43 43 Verification of the followings: 4. Bs identity and the message generated by B 5. the message intended for A 6. the integrity and originality of the reply Permission of verification for both parties Reply includes As nonce, TS and nonce from B AB 1. A{t A,r A,ID B,sgnData,E[PU b,K ab ]} 2. B{t B,r B,ID A,r A,sgnData,E[PU a,K ba ]}

44 44 The signed copy of the nonce r B in the final MSG –TS need not to be checked –Replay attack can be detected by nonces echoed to each other AB 1. A{t A,r A,ID B,sgnData,E[PU b,K ab ]} 2. B{t B,r B,ID A,r A,sgnData,E[PU a,K ba ]} 3. A{r B }

45 45 Has been recognized that additional information is needed in a certificate – /URL, policy details, usage constraints Include a number of optional extensions added to version 2 format –rather than continue to add fields to a fixed format Each extension consists of extension identifier, criticality indicator, extension value

46 46 Key and policy information –Convey additional info. about subject & issuer keys, plus indicators of certificate policy –A certificate policy is a named set of rules for the applicability of a certificate to a particular community and/or class of application Certificate subject and issuer attributes –Support alternative names, in alternative format, for a certificate subject or certificate issuer Certification path constraints –Allow constraint specifications to be included in certificates issued for CAs by other CAs

47 47 The set of hardware, software, people, policies, and procedures needed to create, store, distribute, and revoke digital certificates The principal objective is to enable secure, convenient, and efficient acquisition of public keys. The PKI X.509 (PKIX) model is a formal model suitable for deploying a X.509 certificate-based architecture on the Internet

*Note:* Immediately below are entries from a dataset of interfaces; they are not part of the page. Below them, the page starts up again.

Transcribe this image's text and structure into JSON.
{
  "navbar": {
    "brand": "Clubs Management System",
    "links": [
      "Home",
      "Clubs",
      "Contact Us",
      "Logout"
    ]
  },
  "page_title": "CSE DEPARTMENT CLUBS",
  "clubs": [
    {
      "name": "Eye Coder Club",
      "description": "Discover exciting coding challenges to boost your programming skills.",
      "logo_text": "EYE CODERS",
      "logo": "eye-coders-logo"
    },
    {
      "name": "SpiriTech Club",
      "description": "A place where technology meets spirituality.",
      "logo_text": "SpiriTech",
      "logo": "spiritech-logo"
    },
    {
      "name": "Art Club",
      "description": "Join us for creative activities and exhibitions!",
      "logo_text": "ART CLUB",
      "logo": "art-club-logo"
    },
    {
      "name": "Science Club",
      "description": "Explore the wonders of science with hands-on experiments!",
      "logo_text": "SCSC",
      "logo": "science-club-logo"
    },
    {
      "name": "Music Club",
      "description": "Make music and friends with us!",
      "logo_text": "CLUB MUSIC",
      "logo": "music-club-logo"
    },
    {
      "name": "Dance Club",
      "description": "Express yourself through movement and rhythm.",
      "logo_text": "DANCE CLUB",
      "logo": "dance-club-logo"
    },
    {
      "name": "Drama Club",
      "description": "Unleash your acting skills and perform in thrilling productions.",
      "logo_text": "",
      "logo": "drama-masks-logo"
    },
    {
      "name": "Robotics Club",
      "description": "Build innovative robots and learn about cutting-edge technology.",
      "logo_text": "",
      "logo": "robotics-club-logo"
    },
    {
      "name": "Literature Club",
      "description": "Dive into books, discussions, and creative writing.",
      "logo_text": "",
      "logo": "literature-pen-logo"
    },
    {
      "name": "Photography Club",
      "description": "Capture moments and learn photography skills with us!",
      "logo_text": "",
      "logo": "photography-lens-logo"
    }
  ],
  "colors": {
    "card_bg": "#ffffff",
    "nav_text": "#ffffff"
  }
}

48 48 Certificate/CRL Repository PKI users End entity Certificate authority CRL issuer Certificate authority PKI Management entities Certificate/CRL retrieval Registratio n authority Certificate/CRL publication Certificate publication CRL publication Registration, Initialization, Certification, Key pair recovery, Key pair update Revocation request Cross-certification Figure4.7 PKIX Architectural Model

49 49 A survey of the most important authentication specifications in current use - Kerberos. authentication protocol based on conventional encryption that has received widespread support - X.509. Specifying an authentication algorithm and define a certificate facility. Enables users to obtain certificates of the public keys so that a community of users can have confidence in the validity of the public keys

50 (search for kerberos) Bryant, W. Designing an Authentication System: A Dialogue in Four Scenes. Kohl, J.; Neuman, B. The Evolotion of the Kerberos Authentication Service 50


Download ppt "Behzad Akbari Spring 2012 1 In the Name of the Most High."

Similar presentations


Ads by Google